Pure sadness about Fabric. London is being ruined right now.
— Four Tet (@FourTet) September 7, 2016
Sendin all my love❤️ & respect 2 everyone who worked at fabric. The most professional club I've had the pleasure 2 dance & DJ in. Travesty.😥
— Heidi (@djheidi) September 7, 2016
Echoing what many others have said – We're all deeply disappointed and frustrated at the decision to revoke Fabric's licence. #SaveFabric
— TicketWeb UK 🤘 (@TicketWebUK) September 7, 2016
This article will be updated with more reactions from industry figures as we receive them.
London Mayor comments on Fabric closure
London Mayor Sadiq Khan has urged the owners of London club Fabric, the Metropolitan Police and Islington Council to find an approach that protects both clubbers’ safety and the future of the club as it stays closed for a second weekend.
On Friday, Fabric cancelled its weekend’s programme following the deaths of two teenagers as a result of drug overdoses at the venue over the last nine weeks.
According to the BBC, one man collapsed outside the venue at 08:20 BST on August 6th and later died in hospital. The other man had collapsed and died nine weeks previously.
Following the deaths, the Metropolitan Police asked for the nightclub’s licence to be reviewed. Islington Council, which grants Fabric’s licence, had requested that it be suspended.
Yesterday, the venue confirmed that operations would continue to be suspended for a second weekend while the Met Police Service and “other agencies” investigated the recent incident.

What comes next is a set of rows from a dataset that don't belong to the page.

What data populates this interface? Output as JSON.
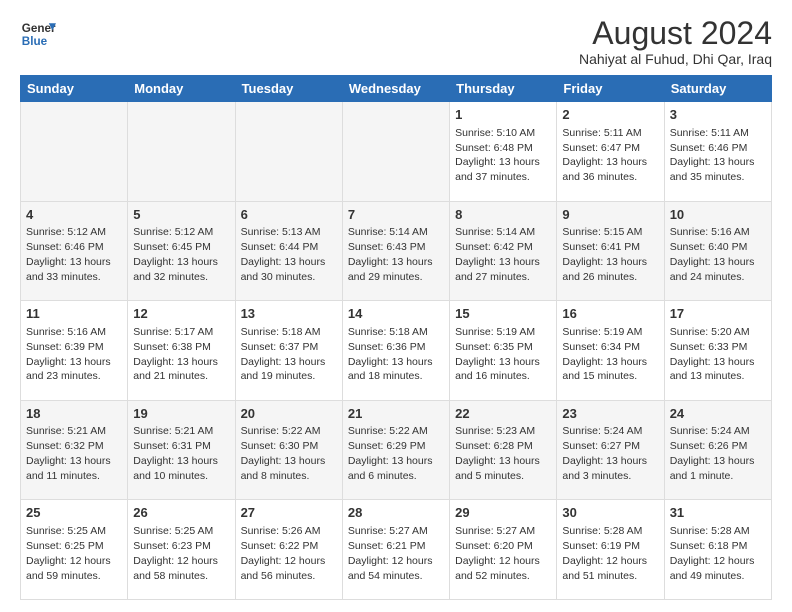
{
  "header": {
    "logo_line1": "General",
    "logo_line2": "Blue",
    "title": "August 2024",
    "subtitle": "Nahiyat al Fuhud, Dhi Qar, Iraq"
  },
  "calendar": {
    "days_of_week": [
      "Sunday",
      "Monday",
      "Tuesday",
      "Wednesday",
      "Thursday",
      "Friday",
      "Saturday"
    ],
    "weeks": [
      [
        {
          "day": "",
          "info": ""
        },
        {
          "day": "",
          "info": ""
        },
        {
          "day": "",
          "info": ""
        },
        {
          "day": "",
          "info": ""
        },
        {
          "day": "1",
          "info": "Sunrise: 5:10 AM\nSunset: 6:48 PM\nDaylight: 13 hours and 37 minutes."
        },
        {
          "day": "2",
          "info": "Sunrise: 5:11 AM\nSunset: 6:47 PM\nDaylight: 13 hours and 36 minutes."
        },
        {
          "day": "3",
          "info": "Sunrise: 5:11 AM\nSunset: 6:46 PM\nDaylight: 13 hours and 35 minutes."
        }
      ],
      [
        {
          "day": "4",
          "info": "Sunrise: 5:12 AM\nSunset: 6:46 PM\nDaylight: 13 hours and 33 minutes."
        },
        {
          "day": "5",
          "info": "Sunrise: 5:12 AM\nSunset: 6:45 PM\nDaylight: 13 hours and 32 minutes."
        },
        {
          "day": "6",
          "info": "Sunrise: 5:13 AM\nSunset: 6:44 PM\nDaylight: 13 hours and 30 minutes."
        },
        {
          "day": "7",
          "info": "Sunrise: 5:14 AM\nSunset: 6:43 PM\nDaylight: 13 hours and 29 minutes."
        },
        {
          "day": "8",
          "info": "Sunrise: 5:14 AM\nSunset: 6:42 PM\nDaylight: 13 hours and 27 minutes."
        },
        {
          "day": "9",
          "info": "Sunrise: 5:15 AM\nSunset: 6:41 PM\nDaylight: 13 hours and 26 minutes."
        },
        {
          "day": "10",
          "info": "Sunrise: 5:16 AM\nSunset: 6:40 PM\nDaylight: 13 hours and 24 minutes."
        }
      ],
      [
        {
          "day": "11",
          "info": "Sunrise: 5:16 AM\nSunset: 6:39 PM\nDaylight: 13 hours and 23 minutes."
        },
        {
          "day": "12",
          "info": "Sunrise: 5:17 AM\nSunset: 6:38 PM\nDaylight: 13 hours and 21 minutes."
        },
        {
          "day": "13",
          "info": "Sunrise: 5:18 AM\nSunset: 6:37 PM\nDaylight: 13 hours and 19 minutes."
        },
        {
          "day": "14",
          "info": "Sunrise: 5:18 AM\nSunset: 6:36 PM\nDaylight: 13 hours and 18 minutes."
        },
        {
          "day": "15",
          "info": "Sunrise: 5:19 AM\nSunset: 6:35 PM\nDaylight: 13 hours and 16 minutes."
        },
        {
          "day": "16",
          "info": "Sunrise: 5:19 AM\nSunset: 6:34 PM\nDaylight: 13 hours and 15 minutes."
        },
        {
          "day": "17",
          "info": "Sunrise: 5:20 AM\nSunset: 6:33 PM\nDaylight: 13 hours and 13 minutes."
        }
      ],
      [
        {
          "day": "18",
          "info": "Sunrise: 5:21 AM\nSunset: 6:32 PM\nDaylight: 13 hours and 11 minutes."
        },
        {
          "day": "19",
          "info": "Sunrise: 5:21 AM\nSunset: 6:31 PM\nDaylight: 13 hours and 10 minutes."
        },
        {
          "day": "20",
          "info": "Sunrise: 5:22 AM\nSunset: 6:30 PM\nDaylight: 13 hours and 8 minutes."
        },
        {
          "day": "21",
          "info": "Sunrise: 5:22 AM\nSunset: 6:29 PM\nDaylight: 13 hours and 6 minutes."
        },
        {
          "day": "22",
          "info": "Sunrise: 5:23 AM\nSunset: 6:28 PM\nDaylight: 13 hours and 5 minutes."
        },
        {
          "day": "23",
          "info": "Sunrise: 5:24 AM\nSunset: 6:27 PM\nDaylight: 13 hours and 3 minutes."
        },
        {
          "day": "24",
          "info": "Sunrise: 5:24 AM\nSunset: 6:26 PM\nDaylight: 13 hours and 1 minute."
        }
      ],
      [
        {
          "day": "25",
          "info": "Sunrise: 5:25 AM\nSunset: 6:25 PM\nDaylight: 12 hours and 59 minutes."
        },
        {
          "day": "26",
          "info": "Sunrise: 5:25 AM\nSunset: 6:23 PM\nDaylight: 12 hours and 58 minutes."
        },
        {
          "day": "27",
          "info": "Sunrise: 5:26 AM\nSunset: 6:22 PM\nDaylight: 12 hours and 56 minutes."
        },
        {
          "day": "28",
          "info": "Sunrise: 5:27 AM\nSunset: 6:21 PM\nDaylight: 12 hours and 54 minutes."
        },
        {
          "day": "29",
          "info": "Sunrise: 5:27 AM\nSunset: 6:20 PM\nDaylight: 12 hours and 52 minutes."
        },
        {
          "day": "30",
          "info": "Sunrise: 5:28 AM\nSunset: 6:19 PM\nDaylight: 12 hours and 51 minutes."
        },
        {
          "day": "31",
          "info": "Sunrise: 5:28 AM\nSunset: 6:18 PM\nDaylight: 12 hours and 49 minutes."
        }
      ]
    ]
  }
}
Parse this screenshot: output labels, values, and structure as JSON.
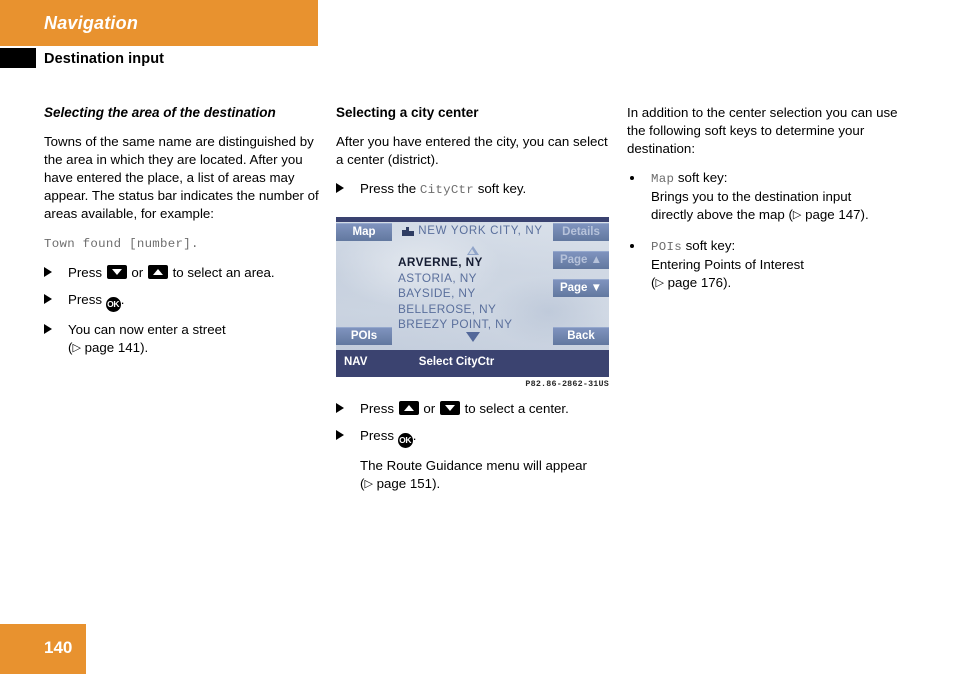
{
  "header": {
    "chapter": "Navigation",
    "section": "Destination input"
  },
  "left_column": {
    "title": "Selecting the area of the destination",
    "paragraph": "Towns of the same name are distinguished by the area in which they are located. After you have entered the place, a list of areas may appear. The status bar indicates the number of areas available, for example:",
    "example_code": "Town found [number].",
    "steps": [
      {
        "pre": "Press ",
        "key1": "down-arrow-key",
        "mid": " or ",
        "key2": "up-arrow-key",
        "post": " to select an area."
      },
      {
        "pre": "Press ",
        "key1": "ok-key",
        "post": "."
      }
    ],
    "step_street_line1": "You can now enter a street",
    "step_street_ref": "page 141",
    "ok_key_label": "OK"
  },
  "middle_column": {
    "title": "Selecting a city center",
    "paragraph": "After you have entered the city, you can select a center (district).",
    "step_softkey_pre": "Press the ",
    "step_softkey_mono": "CityCtr",
    "step_softkey_post": " soft key.",
    "steps_below": {
      "select_center_pre": "Press ",
      "select_center_mid": " or ",
      "select_center_post": " to select a center.",
      "press_ok_pre": "Press ",
      "press_ok_post": ".",
      "result_line1": "The Route Guidance menu will appear",
      "result_ref": "page 151"
    },
    "figure_code": "P82.86-2862-31US"
  },
  "nav_screen": {
    "soft_keys": {
      "map": "Map",
      "pois": "POIs",
      "details": "Details",
      "page_up": "Page ▲",
      "page_down": "Page ▼",
      "back": "Back"
    },
    "header_city": "NEW YORK CITY, NY",
    "city_icon": "city-buildings-icon",
    "list_items": [
      {
        "label": "ARVERNE, NY",
        "selected": true
      },
      {
        "label": "ASTORIA, NY",
        "selected": false
      },
      {
        "label": "BAYSIDE, NY",
        "selected": false
      },
      {
        "label": "BELLEROSE, NY",
        "selected": false
      },
      {
        "label": "BREEZY POINT, NY",
        "selected": false
      }
    ],
    "status_left": "NAV",
    "status_action": "Select CityCtr",
    "colors": {
      "screen_bg": "#c9d3e0",
      "soft_key": "#6d83ab",
      "status_bar": "#3b4370",
      "text_blue": "#5a6f9c",
      "selected_text": "#161d33"
    }
  },
  "right_column": {
    "intro": "In addition to the center selection you can use the following soft keys to determine your destination:",
    "bullets": [
      {
        "mono": "Map",
        "suffix": " soft key:",
        "line1": "Brings you to the destination input",
        "line2_pre": "directly above the map (",
        "ref": "page 147",
        "line2_post": ")."
      },
      {
        "mono": "POIs",
        "suffix": " soft key:",
        "line1": "Entering Points of Interest",
        "line2_pre": "(",
        "ref": "page 176",
        "line2_post": ")."
      }
    ]
  },
  "footer": {
    "page_number": "140",
    "accent_color": "#e8922f"
  }
}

DJ Sasha asked Khan to “listen to pleas from DJs all around the world to help Fabric reopen. London needs Fabric,” he said on Twitter.
“I’m urging Fabric, the Met [Police] and Islington [Council] to find an approach that protects clubbers’ safety & the future of the club.”
Khan tweeted in response: “I’m urging #Fabric, the Met & Islington to find an approach that protects clubbers’ safety & the future of the club.”
The post on Fabric’s website reads: “As many of you will be aware, last weekend we agreed with the Metropolitan Police Service and other agencies to close the club in order to investigate an incident which recently occurred at our venue.
“Further to the statement issued by the MPS last Friday, we can confirm that our operation remains suspended. The club will therefore be closed again this weekend.
“We will make a further statement when we have more information, but in the meantime for anyone who has purchased a ticket for the club this weekend, we have instructed Resident Advisor to refund all ticket purchases.”